Famous Rochesterian Was A Member of the Rochester Button Society
By Linda Hickey, Rochester Button Society
Did you know that Margaret Woodbury Strong was a member of the Rochester (NY) Button Society?
Margaret Woodbury Strong, the only child of the wealthy, philanthropic Woodbury family joined the RBS in 1958 and was a member until her death in 1969. Margaret, whose only child passed away as a young adult had established a private museum to house her many extensive collections and she endowed the museum (now known as the Strong Museum) with her large fortune.
Born in 1897, Margaret started her collecting with a silver spoon that was a baptism gift. Her father collected stamps and coins and documented his life, extensive travels and times with many scrapbooks. Her mother collected 19th century Japanese objects d’art and her aunt collected bookplates. By age 11 Margaret had spent 6 month traveling in Japan, had also done an extensive European tour and spent another 6 months on a tour of Hawaii, Shanghai, Ceylon, Egypt and the French Riviera. Along the way she used her spending money to purchase small souvenir items. She preferred small items because she could get more items for her money and they took up less space in her suitcases than larger items. This interest in miniature and small items continued throughout the remainder of her life.
In 1920, at the age of 23, she married 45-year-old Homer Strong who happened to collect stamps and Sandwich glass. Her well-to-do parents gifted him with a significant amount of money upon the marriage so that it wouldn’t be said that they had to live off her money. In 1937 they purchased the 51 acre Tuckaway Farm and its 20,000 sq ft Italianate stucco mansion on Allen’s Creek Rd adjacent to Oak Hills Country Club. Since Margaret was an avid golfer who had won many national tournaments living close to a country club was important. The large secluded house had 30 rooms, 15 bedrooms, an indoor pool and an elevator. Though Margaret always collected items, it wasn’t until after the deaths of her daughter (at age 24) and of Homer in 1958 that Margaret truly devoted her life to her collections and her private “Museum of Fascination.” It has been said that she had the three qualities of a world class collector; 1) passion, 2) money, and 3) a place to store the collections.
Margaret was known for several quirks such as never wearing a girdle but always wearing a hat and only paying bills on January 1 each year. She wanted to earn as much interest money as possible each year and refused to deal with any shop owner or business that wouldn’t let her pay just once a year. One of the oddest set of items in her collections was the 50 bath tubs she purchased from an old hotel in Maine. She had the gardener line the tubs up along the driveway to her Maine summer home and used them as flower planters. She also got various artists to decorate the outside of the tubs so each one was unique.

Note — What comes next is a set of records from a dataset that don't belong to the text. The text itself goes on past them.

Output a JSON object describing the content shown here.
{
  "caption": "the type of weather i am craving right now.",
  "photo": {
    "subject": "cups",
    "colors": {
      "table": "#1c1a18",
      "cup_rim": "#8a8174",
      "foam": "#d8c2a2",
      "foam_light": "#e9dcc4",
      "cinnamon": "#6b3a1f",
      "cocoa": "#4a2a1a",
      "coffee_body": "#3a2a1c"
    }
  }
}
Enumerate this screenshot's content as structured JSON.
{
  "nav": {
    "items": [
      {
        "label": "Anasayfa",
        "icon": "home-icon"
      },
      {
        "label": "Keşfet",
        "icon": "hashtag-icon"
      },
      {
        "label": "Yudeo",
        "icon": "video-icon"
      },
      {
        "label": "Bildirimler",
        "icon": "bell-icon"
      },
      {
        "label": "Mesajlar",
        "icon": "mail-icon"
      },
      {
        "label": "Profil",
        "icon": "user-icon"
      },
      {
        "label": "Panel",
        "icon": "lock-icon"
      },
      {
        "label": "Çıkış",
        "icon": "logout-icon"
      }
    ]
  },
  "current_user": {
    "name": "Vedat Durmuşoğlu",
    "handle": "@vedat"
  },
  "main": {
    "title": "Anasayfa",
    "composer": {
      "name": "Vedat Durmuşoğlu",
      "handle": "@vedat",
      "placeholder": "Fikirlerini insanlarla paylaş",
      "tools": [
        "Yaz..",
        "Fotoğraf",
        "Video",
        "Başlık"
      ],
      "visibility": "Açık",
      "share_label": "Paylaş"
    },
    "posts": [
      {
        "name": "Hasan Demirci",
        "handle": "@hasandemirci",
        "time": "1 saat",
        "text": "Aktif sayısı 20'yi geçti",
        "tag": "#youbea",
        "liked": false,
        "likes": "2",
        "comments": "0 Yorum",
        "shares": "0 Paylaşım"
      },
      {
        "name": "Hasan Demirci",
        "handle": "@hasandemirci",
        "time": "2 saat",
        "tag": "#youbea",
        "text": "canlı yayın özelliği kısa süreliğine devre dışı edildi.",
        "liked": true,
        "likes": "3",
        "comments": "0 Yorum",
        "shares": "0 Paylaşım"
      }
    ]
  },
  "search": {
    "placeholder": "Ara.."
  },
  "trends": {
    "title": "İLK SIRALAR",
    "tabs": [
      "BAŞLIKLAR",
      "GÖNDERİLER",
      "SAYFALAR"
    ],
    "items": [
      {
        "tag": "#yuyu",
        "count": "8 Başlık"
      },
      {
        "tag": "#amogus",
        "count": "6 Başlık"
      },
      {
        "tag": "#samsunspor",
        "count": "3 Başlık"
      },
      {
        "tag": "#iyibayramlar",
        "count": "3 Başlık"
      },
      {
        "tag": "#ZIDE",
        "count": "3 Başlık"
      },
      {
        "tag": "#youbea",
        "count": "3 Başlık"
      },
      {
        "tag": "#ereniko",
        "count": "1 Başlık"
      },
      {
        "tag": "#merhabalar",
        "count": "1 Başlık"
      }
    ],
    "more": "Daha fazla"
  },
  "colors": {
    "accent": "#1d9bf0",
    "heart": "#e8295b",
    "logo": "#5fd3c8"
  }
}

At the time of her death her estate listed the following significant collections:
- 400 Japanese writing sets, medieval canes and sword guards
- 86,000 bookplates
- 27,000 dolls
- 600 doll houses
- 10,000 rare books
- 20,000 library books
- 12,000 prints, photos and etchings
- 1000 paintings
Since her interests were mainly in miniatures or small scale, highly decorative mass-produced Victorian and Edwardian items it makes sense that she was interested in buttons. Unfortunately for the button collecting world, Strong Museum decided that buttons were not where they wanted to put the museum’s focus so the majority of Margaret’s button collection was sold at auction.
On June 8, 1968 Margaret hosted the Rochester, Buffalo and Genesee Buttons Clubs at her home for a gala lunch (catered by Oak Hills) and tour of her museum to celebrate the 25th Anniversary of the Rochester Button Society. Sadly Margaret passed away just over a year later on July 16, 1969.
Below is a card of some Margaret Woodbury Strong’s Buttons that are part of Norma Brown’s collection today. Thanks Norma for sharing!
Information gathered from Strong Museum website, Crooked Lake Review website by local historian Donovan A. Shilling and RBS historical files.